Security vs usability

Security is the protection of payment as a fair exchange, against thieves, traitors or other parties. That is, security is about avoiding that money is stolen, credit card information is used illegitimately or that financial transactions are diverted.

From coins to Bitcoins there has been an ongoing security vs usability dilemma; the features that make a particular payment technology convenient and easy to use are also the features that create security risks.

One advantage of coins is that they were more portable than bread, beer and sacks of grain. However, this portability also created a security problem in that coins could be more easily stolen and carried away. Coins were also anonymous, so whereas a cow or a goat could have been marked (branded) as belonging to a certain farmer, with a coin it was much harder to prove that it was stolen.

Payment systems therefore become a trade-off between making the system secure and making the system usable. Last week we focussed on the trade-off between usability and privacy: this week we move on to discuss the security vs usability trade-off, and explore the impact this has on our everyday lives.

Innovation and new opportunities

We are currently experiencing a time of unprecedented innovation in payments.
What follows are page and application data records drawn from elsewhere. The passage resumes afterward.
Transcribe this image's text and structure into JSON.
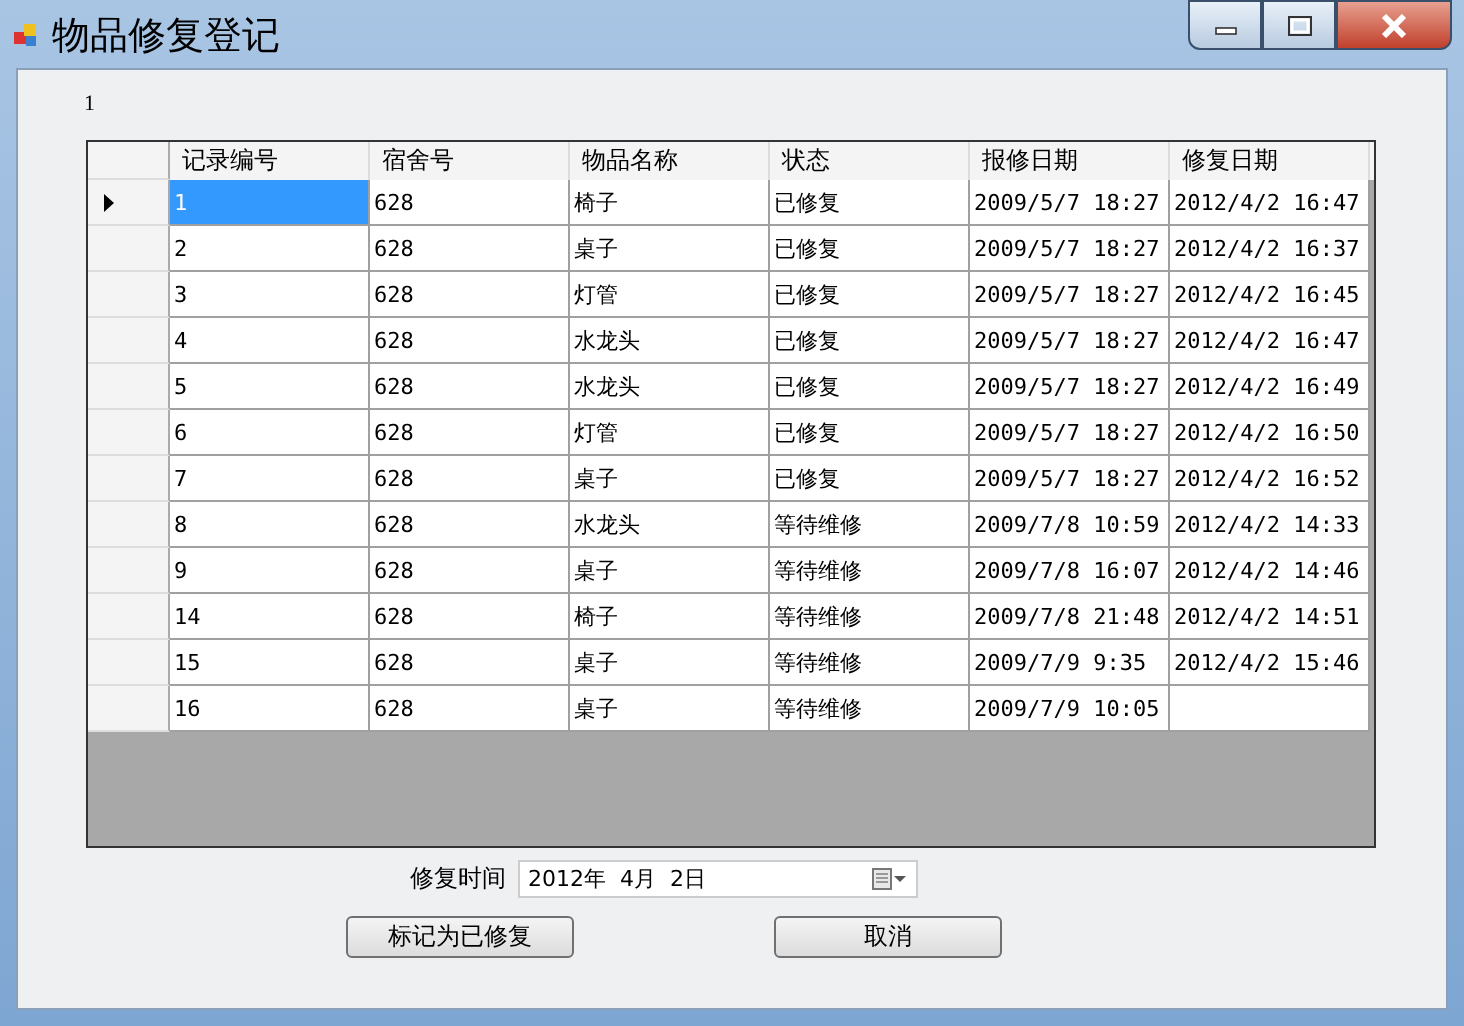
{
  "window": {
    "title": "物品修复登记"
  },
  "label": "1",
  "table": {
    "columns": [
      "记录编号",
      "宿舍号",
      "物品名称",
      "状态",
      "报修日期",
      "修复日期"
    ],
    "rows": [
      {
        "cells": [
          "1",
          "628",
          "椅子",
          "已修复",
          "2009/5/7 18:27",
          "2012/4/2 16:47"
        ],
        "selected": true
      },
      {
        "cells": [
          "2",
          "628",
          "桌子",
          "已修复",
          "2009/5/7 18:27",
          "2012/4/2 16:37"
        ],
        "selected": false
      },
      {
        "cells": [
          "3",
          "628",
          "灯管",
          "已修复",
          "2009/5/7 18:27",
          "2012/4/2 16:45"
        ],
        "selected": false
      },
      {
        "cells": [
          "4",
          "628",
          "水龙头",
          "已修复",
          "2009/5/7 18:27",
          "2012/4/2 16:47"
        ],
        "selected": false
      },
      {
        "cells": [
          "5",
          "628",
          "水龙头",
          "已修复",
          "2009/5/7 18:27",
          "2012/4/2 16:49"
        ],
        "selected": false
      },
      {
        "cells": [
          "6",
          "628",
          "灯管",
          "已修复",
          "2009/5/7 18:27",
          "2012/4/2 16:50"
        ],
        "selected": false
      },
      {
        "cells": [
          "7",
          "628",
          "桌子",
          "已修复",
          "2009/5/7 18:27",
          "2012/4/2 16:52"
        ],
        "selected": false
      },
      {
        "cells": [
          "8",
          "628",
          "水龙头",
          "等待维修",
          "2009/7/8 10:59",
          "2012/4/2 14:33"
        ],
        "selected": false
      },
      {
        "cells": [
          "9",
          "628",
          "桌子",
          "等待维修",
          "2009/7/8 16:07",
          "2012/4/2 14:46"
        ],
        "selected": false
      },
      {
        "cells": [
          "14",
          "628",
          "椅子",
          "等待维修",
          "2009/7/8 21:48",
          "2012/4/2 14:51"
        ],
        "selected": false
      },
      {
        "cells": [
          "15",
          "628",
          "桌子",
          "等待维修",
          "2009/7/9 9:35",
          "2012/4/2 15:46"
        ],
        "selected": false
      },
      {
        "cells": [
          "16",
          "628",
          "桌子",
          "等待维修",
          "2009/7/9 10:05",
          ""
        ],
        "selected": false
      }
    ]
  },
  "date_field": {
    "label": "修复时间",
    "value": "2012年  4月  2日"
  },
  "buttons": [
    "标记为已修复",
    "取消"
  ]
}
In the past 20 years we have seen the introduction of new forms of electronic payment (internet payments, online banking, Bitcoin, PayPal, contactless payment, mobile payment, micro payments and Chip & PIN). Prior to that, it took 1800 years from the introduction of coins to the introduction of paper money (promissory notes), a further 400 years to introduce bank notes and another 300 years to introduce credit cards.

This rapid innovation, as we mentioned, has made our lives much more convenient, however, it has also created many new opportunities for criminals. Electronic payment crimes, which did not exist 20 years ago, are now overtaking cash and credit card based crimes. Most of us are aware of some examples of electronic payment crime: online payment fraud; phishing for your bank account details; customer payment details stolen in bulk from company databases such as the TalkTalk data breach.

The anonymity provided by a combination of the dark web and cryptocurrencies, such as Bitcoin, has created new opportunities for money laundering, buying drugs, illegal weapons and illegal media content such as Silk Road using Bitcoin.

Interestingly from a payment security point of view, there have been a number of recorded cases where criminals using the dark web (Silk Road being one example) have been blackmailed when their anonymity was breached, using Bitcoin to attempt to shield the identity of the blackmailer.

Share this article:

This article is from the free online course:

Cyber Security: Safety at Home, Online, in Life

Newcastle University

Get a taste of this course

Find out what this course is like by previewing some of the course steps before you join:

Contact FutureLearn for Support